4. District No. 33 has a valuation of $35,000. What is the necessary levy to carry on a school seven months at $50 per month, and have $104 for incidentals?
5. Find the cost of 6720 lbs. coal at $6.00 per ton.
6. Find the interest of $512.60 for 8 months and 18 days at 7 percent.
7. What is the cost of 40 boards 12 inches wide and 16 ft. long at $20 per metre?
8. Find bank discount on $300 for 90 days (no grace) at 10 percent.
9. What is the cost of a square farm at $15 per acre, the distance of which is 640 rods?
10. Write a Bank Check, a Promissory Note, and a Receipt.
U.S. History (Time, 45 minutes)
1. Give the epochs into which U.S. History is divided.
2. Give an account of the discovery of America by Columbus.
3. Relate the causes and results of the Revolutionary War.
4. Show the territorial growth of the United States.
5. Tell what you can of the history of Kansas.
6. Describe three of the most prominent battles of the Rebellion.
7. Who were the following: Morse, Whitney, Fulton, Bell, Lincoln, Penn and Howe?
8. Name events connected with the following dates: 1607, 1620, 1800, 1849, 1865.
Orthography (Time, one hour)
1. What is meant by the following: Alphabet, phonetic, orthography, etymology, syllabication?
2. What are elementary sounds? How classified?
3. What are the following, and give examples of each: Trigraph, subvocals, diphthong, cognate letters, linguals
4. Give four substitutes for caret 'u.'
5. Give two rules for spelling words with final 'e.' Name two exceptions under each rule.
6. Give two uses of silent letters in spelling. Illustrate each.
7. Define the following prefixes and use in connection with a word:  bi, dis, mis, pre, semi, post, non, inter, mono, sup.
8. Mark diacritically and divide into syllables the following, and name the sign that indicates the sound: card, ball, mercy, sir, odd, cell, rise, blood, fare, last.
9. Use the following correctly in sentences: cite, site, sight, fane, fain, feign, vane, vain, vein, raze, raise, rays.
10. Write 10 words frequently mispronounced and indicate pronunciation by use of diacritical marks and by syllabication.
Geography (Time, one hour)
1. What is climate?
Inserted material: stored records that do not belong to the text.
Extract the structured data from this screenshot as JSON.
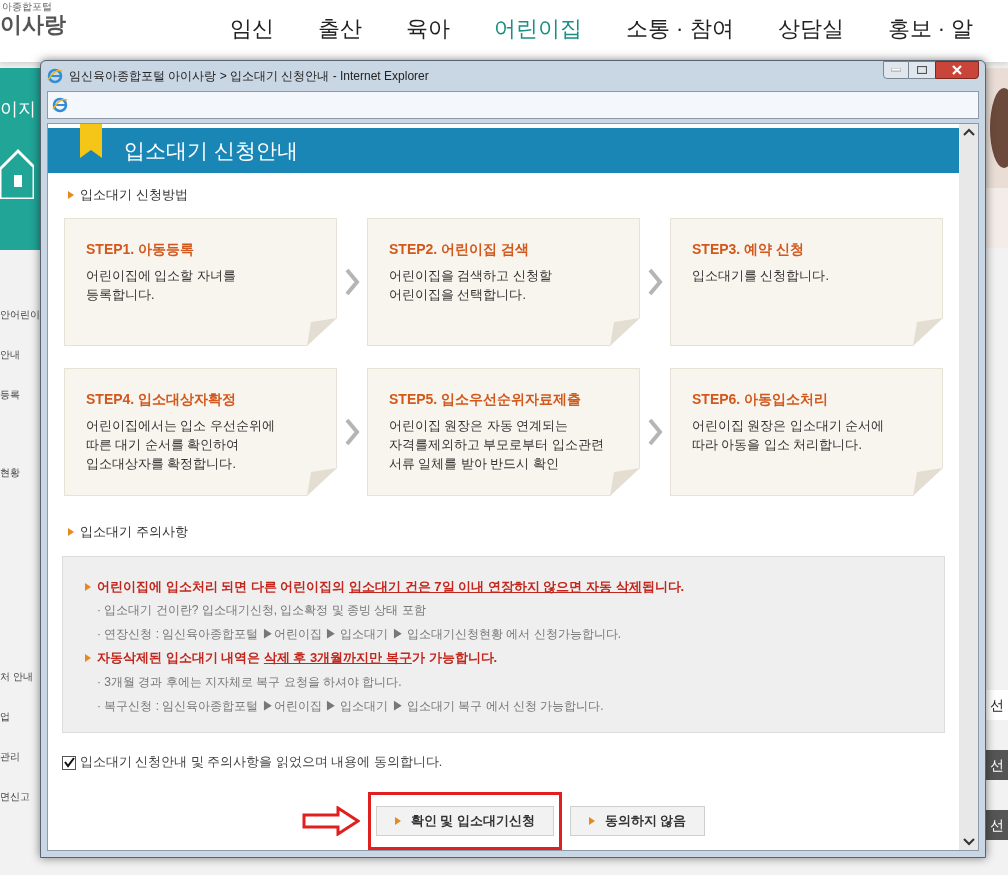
{
  "site": {
    "logo_small": "아종합포털",
    "logo": "이사랑",
    "nav": [
      {
        "label": "임신",
        "selected": false
      },
      {
        "label": "출산",
        "selected": false
      },
      {
        "label": "육아",
        "selected": false
      },
      {
        "label": "어린이집",
        "selected": true
      },
      {
        "label": "소통 · 참여",
        "selected": false
      },
      {
        "label": "상담실",
        "selected": false
      },
      {
        "label": "홍보 · 알",
        "selected": false
      }
    ],
    "banner_title": "이지",
    "side_menu": [
      "안어린이",
      "안내",
      "등록",
      "현황",
      "처 안내",
      "업",
      "관리",
      "면신고"
    ],
    "right_fragments": [
      "선",
      "선",
      "선"
    ]
  },
  "popup": {
    "title": "임신육아종합포털 아이사랑 > 입소대기 신청안내 - Internet Explorer",
    "header": "입소대기 신청안내",
    "method_heading": "입소대기 신청방법",
    "steps": [
      {
        "title": "STEP1. 아동등록",
        "text": "어린이집에 입소할 자녀를\n등록합니다."
      },
      {
        "title": "STEP2. 어린이집 검색",
        "text": "어린이집을 검색하고 신청할\n어린이집을 선택합니다."
      },
      {
        "title": "STEP3. 예약 신청",
        "text": "입소대기를 신청합니다."
      },
      {
        "title": "STEP4. 입소대상자확정",
        "text": "어린이집에서는 입소 우선순위에\n따른 대기 순서를 확인하여\n입소대상자를 확정합니다."
      },
      {
        "title": "STEP5. 입소우선순위자료제출",
        "text": "어린이집 원장은 자동 연계되는\n자격를제외하고 부모로부터 입소관련\n서류 일체를 받아 반드시 확인"
      },
      {
        "title": "STEP6. 아동입소처리",
        "text": "어린이집 원장은 입소대기 순서에\n따라 아동을 입소 처리합니다."
      }
    ],
    "notice_heading": "입소대기 주의사항",
    "notices": [
      {
        "kind": "warning",
        "segments": [
          {
            "text": "어린이집에 입소처리 되면 다른 어린이집의 ",
            "underlined": false
          },
          {
            "text": "입소대기 건은 7일 이내 연장하지 않으면 자동 삭제",
            "underlined": true
          },
          {
            "text": "됩니다.",
            "underlined": false
          }
        ]
      },
      {
        "kind": "note",
        "text": "· 입소대기 건이란? 입소대기신청, 입소확정 및 종빙 상태 포함"
      },
      {
        "kind": "note",
        "text": "· 연장신청 : 임신육아종합포털 ▶어린이집 ▶ 입소대기 ▶ 입소대기신청현황 에서 신청가능합니다."
      },
      {
        "kind": "warning",
        "segments": [
          {
            "text": "자동삭제된 입소대기 내역은 ",
            "underlined": false
          },
          {
            "text": "삭제 후 3개월까지만 복구",
            "underlined": true
          },
          {
            "text": "가 가능합니다.",
            "underlined": false
          }
        ]
      },
      {
        "kind": "note",
        "text": "· 3개월 경과 후에는 지자체로 복구 요청을 하셔야 합니다."
      },
      {
        "kind": "note",
        "text": "· 복구신청 : 임신육아종합포털 ▶어린이집 ▶ 입소대기 ▶ 입소대기 복구 에서 신청 가능합니다."
      }
    ],
    "agree": {
      "label": "입소대기 신청안내 및 주의사항을 읽었으며 내용에 동의합니다.",
      "checked": true
    },
    "buttons": [
      {
        "label": "확인 및 입소대기신청",
        "highlighted": true
      },
      {
        "label": "동의하지 않음",
        "highlighted": false
      }
    ]
  }
}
Upon what does climate depend?
2. How do you account for the extremes of climate in Kansas?
3. Of what use are rivers? Of what use is the ocean?
4. Describe the mountains of North America.
5. Name and describe the following: Monrovia, Odessa, Denver, Manitoba, Hecla, Yukon, St. Helena, Juan Fernandez, Aspinwall and Orinoco.
6. Name and locate the principal trade centers of the U.S.
7. Name all the republics of Europe and give the capital of each.
8. Why is the Atlantic Coast colder than the Pacific in the same latitude?
9. Describe the process by which the water of the ocean returns to the sources of rivers.
10. Describe the movements of the earth. Give the inclination of the earth.
Notice that the exam took SIX HOURS to complete!
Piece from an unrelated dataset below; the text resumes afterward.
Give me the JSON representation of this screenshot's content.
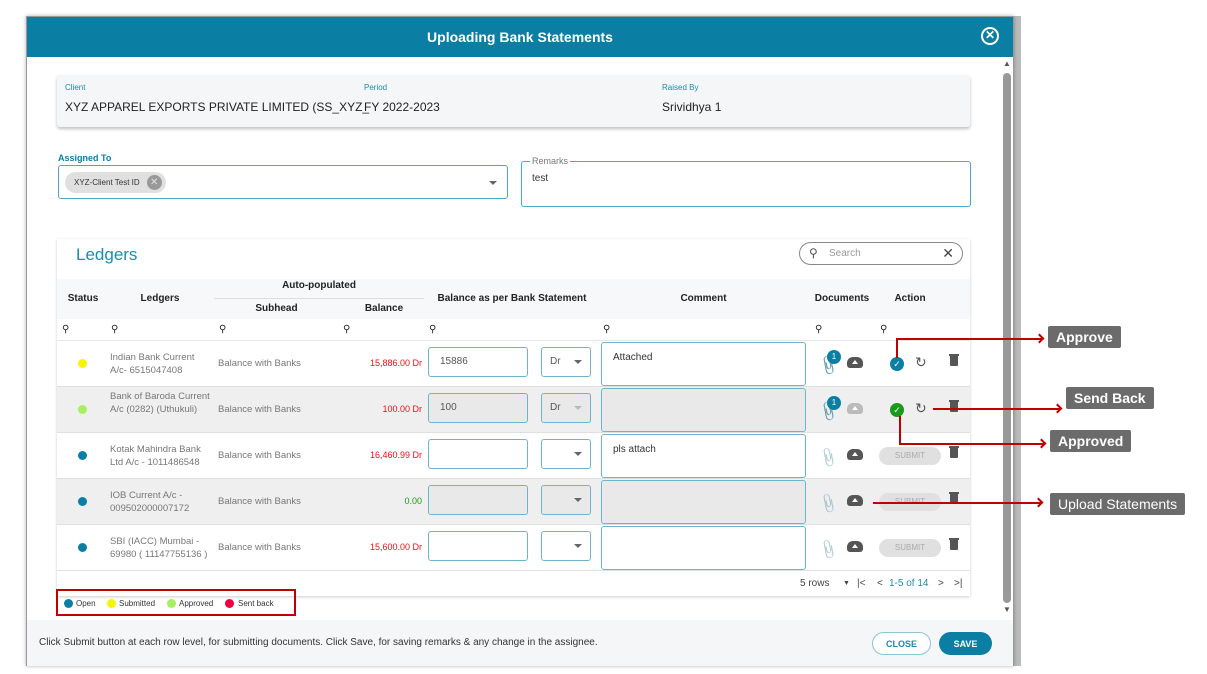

For those of you researching Glynn County, Georgia records, be sure to check out the Glynn County site at Rootsweb for new records.  Currently online is a partial index to the Palmetto Cemetery, World War I draft registration cards, marriage book A [complete] and marriage book B [partial].

Check it out at:

Amy Hedrick has started a new genealogy web page dedicated to her ancestors.
  There you will find descendant charts, photos, documents, obits, and more.
  This site is under construction and right now Amy is working on just getting basic info and photos uploaded.

Check her site out at:


Annual membership to the CGGS is only $15 for one person or $18 for a family.  Membership extends from 1 January 2003 to 31 December 2003.

Remit payment to our treasurer:

Barbara Baethke
119 Bayberry Circle
St. Simons Is. , GA 31522

Return to CGGS Index Page